[Web page and app entries]
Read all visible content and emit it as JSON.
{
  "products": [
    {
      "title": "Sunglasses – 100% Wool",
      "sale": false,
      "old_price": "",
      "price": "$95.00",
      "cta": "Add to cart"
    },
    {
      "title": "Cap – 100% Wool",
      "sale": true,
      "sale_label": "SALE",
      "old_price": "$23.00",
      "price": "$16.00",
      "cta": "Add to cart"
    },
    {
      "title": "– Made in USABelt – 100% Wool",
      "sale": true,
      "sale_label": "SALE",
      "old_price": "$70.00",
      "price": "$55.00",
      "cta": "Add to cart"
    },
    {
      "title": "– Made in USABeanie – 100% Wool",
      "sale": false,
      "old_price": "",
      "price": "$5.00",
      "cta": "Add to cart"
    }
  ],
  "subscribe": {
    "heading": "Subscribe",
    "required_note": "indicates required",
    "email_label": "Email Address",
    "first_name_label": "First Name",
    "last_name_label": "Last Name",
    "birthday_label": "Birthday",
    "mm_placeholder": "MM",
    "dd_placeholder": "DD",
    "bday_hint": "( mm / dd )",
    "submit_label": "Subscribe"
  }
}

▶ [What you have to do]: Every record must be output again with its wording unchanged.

▶ [Output]:
Read all visible content and emit it as JSON.
{
  "products": [
    {
      "title": "Sunglasses – 100% Wool",
      "sale": false,
      "old_price": "",
      "price": "$95.00",
      "cta": "Add to cart"
    },
    {
      "title": "Cap – 100% Wool",
      "sale": true,
      "sale_label": "SALE",
      "old_price": "$23.00",
      "price": "$16.00",
      "cta": "Add to cart"
    },
    {
      "title": "– Made in USABelt – 100% Wool",
      "sale": true,
      "sale_label": "SALE",
      "old_price": "$70.00",
      "price": "$55.00",
      "cta": "Add to cart"
    },
    {
      "title": "– Made in USABeanie – 100% Wool",
      "sale": false,
      "old_price": "",
      "price": "$5.00",
      "cta": "Add to cart"
    }
  ],
  "subscribe": {
    "heading": "Subscribe",
    "required_note": "indicates required",
    "email_label": "Email Address",
    "first_name_label": "First Name",
    "last_name_label": "Last Name",
    "birthday_label": "Birthday",
    "mm_placeholder": "MM",
    "dd_placeholder": "DD",
    "bday_hint": "( mm / dd )",
    "submit_label": "Subscribe"
  }
}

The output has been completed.